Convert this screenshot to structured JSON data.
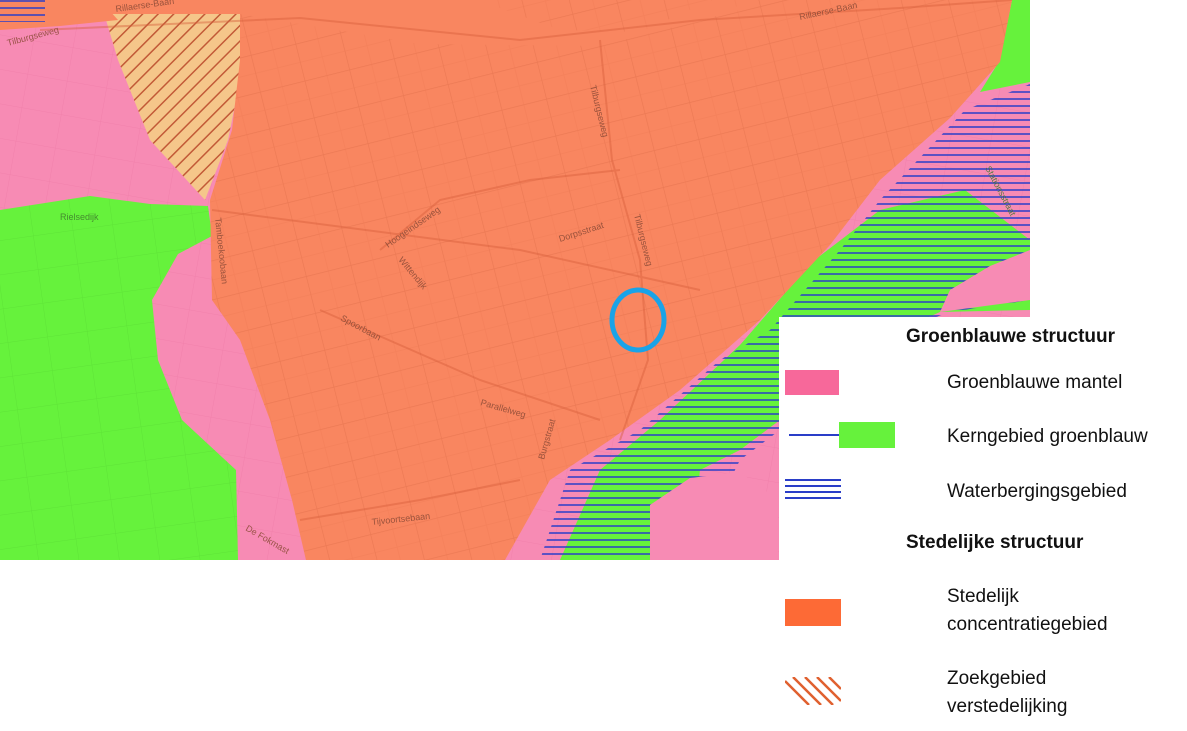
{
  "map": {
    "streets": [
      {
        "id": "rillaerse-baan-1",
        "text": "Rillaerse-Baan"
      },
      {
        "id": "rillaerse-baan-2",
        "text": "Rillaerse-Baan"
      },
      {
        "id": "tilburgseweg-1",
        "text": "Tilburgseweg"
      },
      {
        "id": "tilburgseweg-2",
        "text": "Tilburgseweg"
      },
      {
        "id": "tilburgseweg-3",
        "text": "Tilburgseweg"
      },
      {
        "id": "rielsedijk",
        "text": "Rielsedijk"
      },
      {
        "id": "hoogeindseweg",
        "text": "Hoogeindseweg"
      },
      {
        "id": "dorpsstraat",
        "text": "Dorpsstraat"
      },
      {
        "id": "wilhelminalaan",
        "text": "Wittendijk"
      },
      {
        "id": "tamboekoobaan",
        "text": "Tamboekoobaan"
      },
      {
        "id": "spoorbaan",
        "text": "Spoorbaan"
      },
      {
        "id": "parallelweg",
        "text": "Parallelweg"
      },
      {
        "id": "burgstraat",
        "text": "Burgstraat"
      },
      {
        "id": "tijvoortsebaan",
        "text": "Tijvoortsebaan"
      },
      {
        "id": "de-fokmast",
        "text": "De Fokmast"
      },
      {
        "id": "stationsstraat",
        "text": "Stationsstraat"
      }
    ],
    "marker": {
      "name": "location-circle",
      "color": "#1aa3e8"
    },
    "colors": {
      "mantel": "#f78bb4",
      "kern": "#66f23c",
      "stedelijk": "#f98660",
      "zoek_fill": "#f5c68a",
      "zoek_hatch": "#c25a37",
      "water_lines": "#2a3ec8"
    }
  },
  "legend": {
    "groenblauw": {
      "heading": "Groenblauwe structuur",
      "items": [
        {
          "label": "Groenblauwe mantel",
          "color": "#f7689a"
        },
        {
          "label": "Kerngebied groenblauw",
          "color": "#66f23c",
          "line_color": "#2a3ec8"
        },
        {
          "label": "Waterbergingsgebied",
          "color": "#2a3ec8"
        }
      ]
    },
    "stedelijk": {
      "heading": "Stedelijke structuur",
      "items": [
        {
          "label_line1": "Stedelijk",
          "label_line2": "concentratiegebied",
          "color": "#fd6a36"
        },
        {
          "label_line1": "Zoekgebied",
          "label_line2": "verstedelijking",
          "color": "#e0602f"
        }
      ]
    }
  }
}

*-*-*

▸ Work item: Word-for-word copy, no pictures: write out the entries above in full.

▸ Expected answer:
Convert this screenshot to structured JSON data.
{
  "map": {
    "streets": [
      {
        "id": "rillaerse-baan-1",
        "text": "Rillaerse-Baan"
      },
      {
        "id": "rillaerse-baan-2",
        "text": "Rillaerse-Baan"
      },
      {
        "id": "tilburgseweg-1",
        "text": "Tilburgseweg"
      },
      {
        "id": "tilburgseweg-2",
        "text": "Tilburgseweg"
      },
      {
        "id": "tilburgseweg-3",
        "text": "Tilburgseweg"
      },
      {
        "id": "rielsedijk",
        "text": "Rielsedijk"
      },
      {
        "id": "hoogeindseweg",
        "text": "Hoogeindseweg"
      },
      {
        "id": "dorpsstraat",
        "text": "Dorpsstraat"
      },
      {
        "id": "wilhelminalaan",
        "text": "Wittendijk"
      },
      {
        "id": "tamboekoobaan",
        "text": "Tamboekoobaan"
      },
      {
        "id": "spoorbaan",
        "text": "Spoorbaan"
      },
      {
        "id": "parallelweg",
        "text": "Parallelweg"
      },
      {
        "id": "burgstraat",
        "text": "Burgstraat"
      },
      {
        "id": "tijvoortsebaan",
        "text": "Tijvoortsebaan"
      },
      {
        "id": "de-fokmast",
        "text": "De Fokmast"
      },
      {
        "id": "stationsstraat",
        "text": "Stationsstraat"
      }
    ],
    "marker": {
      "name": "location-circle",
      "color": "#1aa3e8"
    },
    "colors": {
      "mantel": "#f78bb4",
      "kern": "#66f23c",
      "stedelijk": "#f98660",
      "zoek_fill": "#f5c68a",
      "zoek_hatch": "#c25a37",
      "water_lines": "#2a3ec8"
    }
  },
  "legend": {
    "groenblauw": {
      "heading": "Groenblauwe structuur",
      "items": [
        {
          "label": "Groenblauwe mantel",
          "color": "#f7689a"
        },
        {
          "label": "Kerngebied groenblauw",
          "color": "#66f23c",
          "line_color": "#2a3ec8"
        },
        {
          "label": "Waterbergingsgebied",
          "color": "#2a3ec8"
        }
      ]
    },
    "stedelijk": {
      "heading": "Stedelijke structuur",
      "items": [
        {
          "label_line1": "Stedelijk",
          "label_line2": "concentratiegebied",
          "color": "#fd6a36"
        },
        {
          "label_line1": "Zoekgebied",
          "label_line2": "verstedelijking",
          "color": "#e0602f"
        }
      ]
    }
  }
}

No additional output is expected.